- Train its call centre staff to offer better advice to affected customers and stop directing them to retailers, who are in turn directing people back to Whirlpool, simply delaying the process.
Find out about your consumer rights if there’s a product recall.
Whirlpool checklist: Don’t be fobbed off
Due to the scale of the recall we believe you’ll be best served by pursuing your claim with Whirlpool rather than being pushed from pillar to post between manufacturer and retailer.
Replacement or repair? Many feel stuck between a rock and hard place when deciding which option to choose. Don’t accept an inferior replacement, either haggle for a better machine or wait for a repair.
Keep chasing If you opt for a repair, keep calling to chase your customer ID and to get a confirmed repair date as soon as possible– don’t let Whirlpool off the hook.
Opt out If you want to make sure don’t receive any future marketing communications from Whirlpool you should ask to opt out from marketing calls when you contact Whirlpool.
I have a Whirlpool dryer and don’t know if it’s affected, what should I do?
- We don’t have a record of all the models that need modification. Find out more about those we do know about on our list of 113 of the 127 affected Whirlpool, Creda and Indesit models that we know of.
- You can call Whirlpool on 0800 151 0905 to find out if your dryer needs modification.
- You can also go to the Hotpoint or Indesit websites where you can input your model number and if your model is affected, you can then register for it to be serviced and modified. Creda dryers can also be checked on the Hotpoint site.

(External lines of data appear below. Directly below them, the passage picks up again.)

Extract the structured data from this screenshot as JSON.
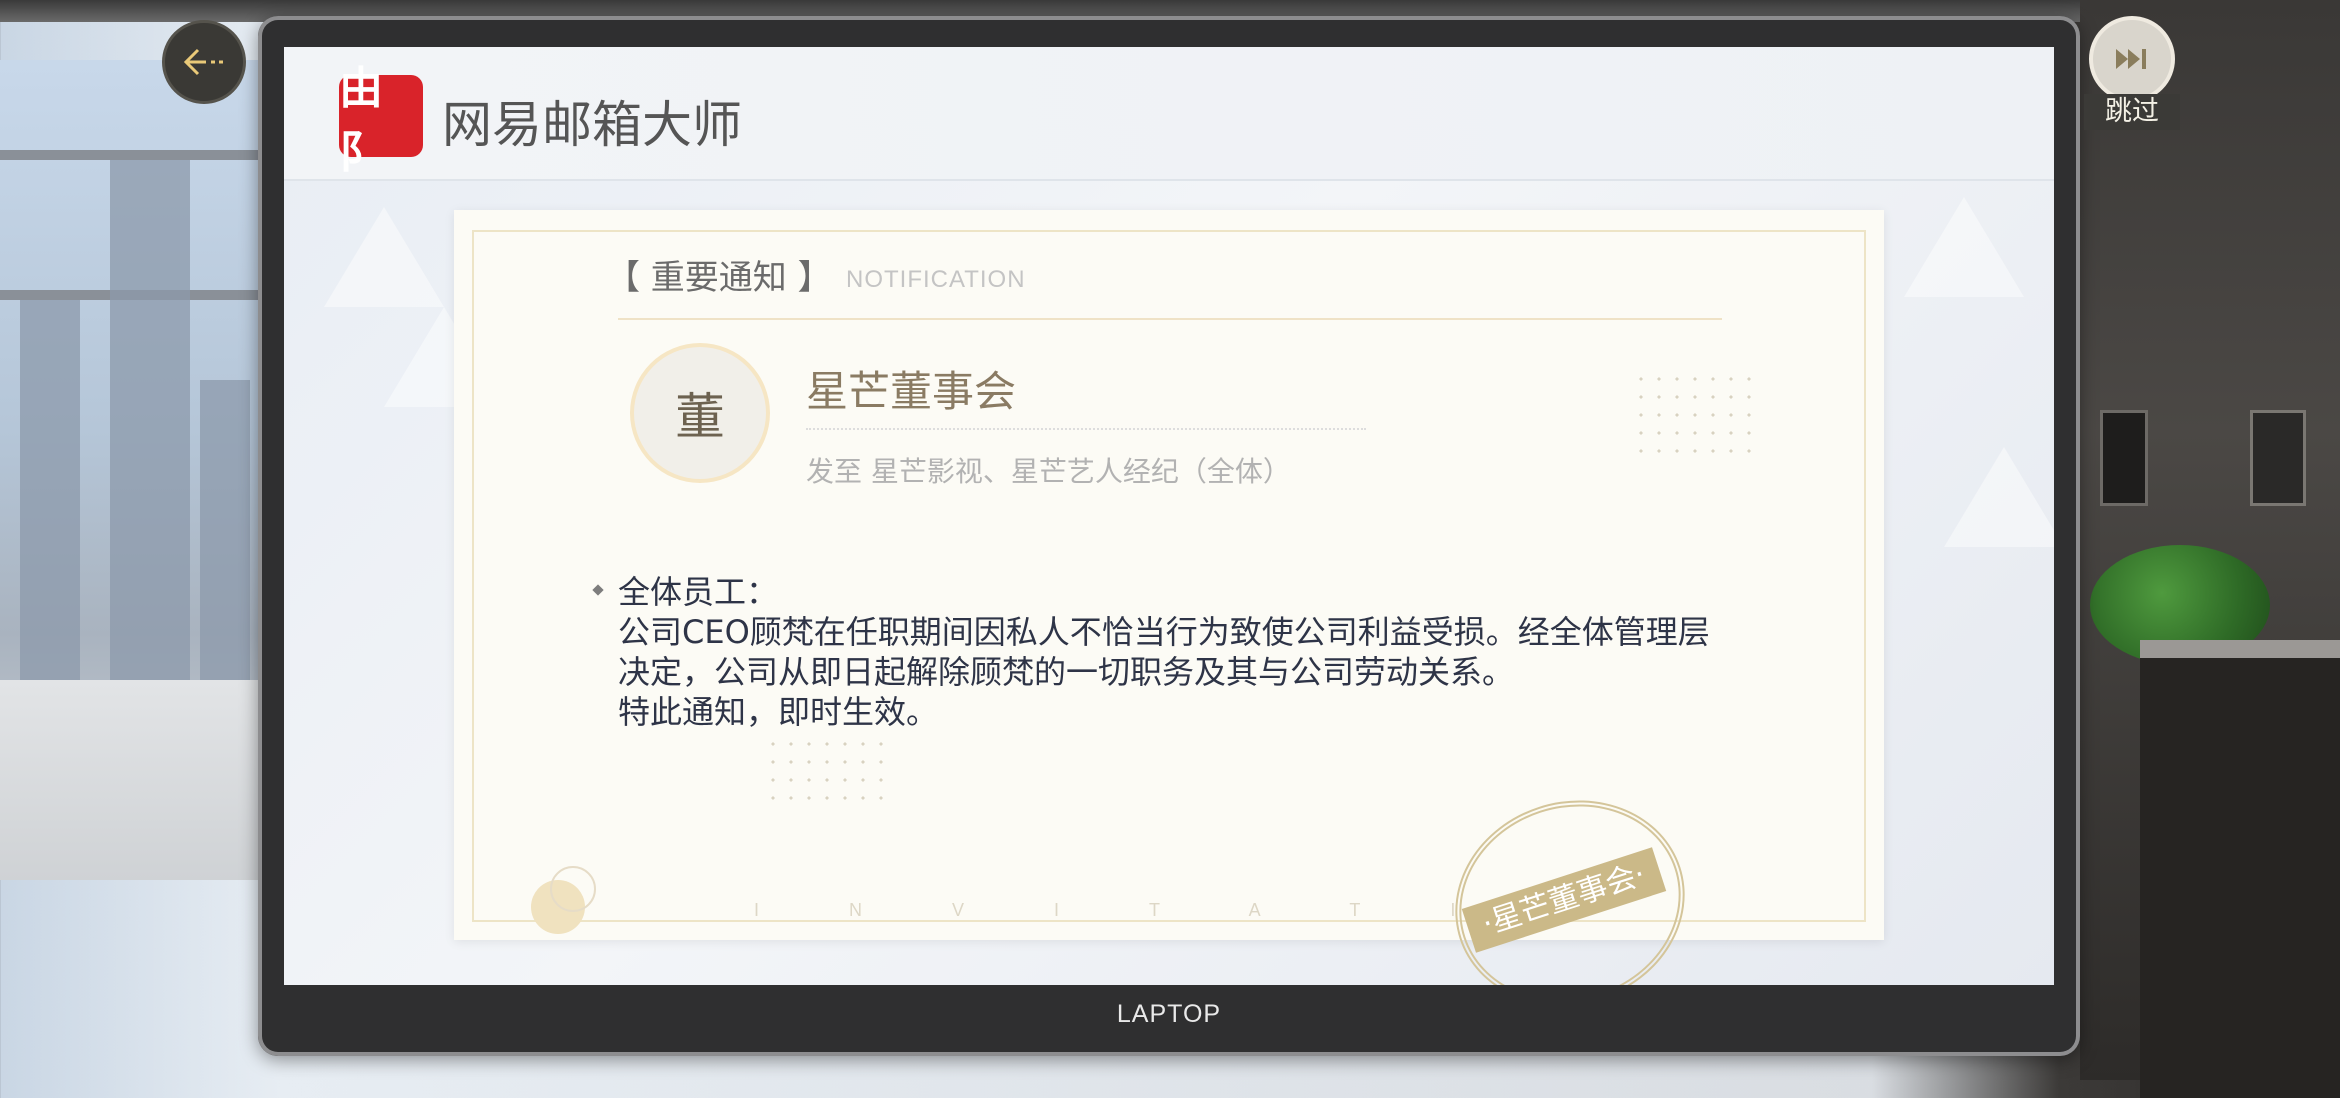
{
  "app": {
    "logo_text": "由阝",
    "title": "网易邮箱大师"
  },
  "notice": {
    "title": "【 重要通知 】",
    "subtitle": "NOTIFICATION"
  },
  "sender": {
    "avatar_char": "董",
    "name": "星芒董事会",
    "recipients": "发至  星芒影视、星芒艺人经纪（全体）"
  },
  "body": {
    "greeting": "全体员工：",
    "paragraph": "公司CEO顾梵在任职期间因私人不恰当行为致使公司利益受损。经全体管理层决定，公司从即日起解除顾梵的一切职务及其与公司劳动关系。",
    "closing": "特此通知，即时生效。"
  },
  "decor": {
    "invitation": "INVITATIO",
    "stamp": "·星芒董事会·"
  },
  "laptop": {
    "label": "LAPTOP"
  },
  "controls": {
    "back_icon": "back-arrow-icon",
    "skip_icon": "fast-forward-icon",
    "skip_label": "跳过"
  },
  "colors": {
    "logo_red": "#d9232a",
    "stamp_gold": "#cbb988",
    "body_text": "#2e3447"
  }
}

When we asked Whirlpool to comments on our findings, it said: ‘The safety of our customers is our number one priority. We are committed to doing everything we can to ensure that the modification programme is being carried out in a safe and timely manner. The scale of this modification programme is considerable and we’re continually looking into alternative options which will allow us to progress the programme at a faster pace. As a result we continue to recruit extra engineers and call centre staff to speed up the modification programme.’
The failings highlight major issues with the current product safety regulations. Which? has submitted this evidence to the Government’s new steering group, established following Lynn Faulds Wood’s review.
We are asking it to review the Whirlpool case, look at how existing law applies in these situations and make practical recommendations to improve the product recall system within the next month.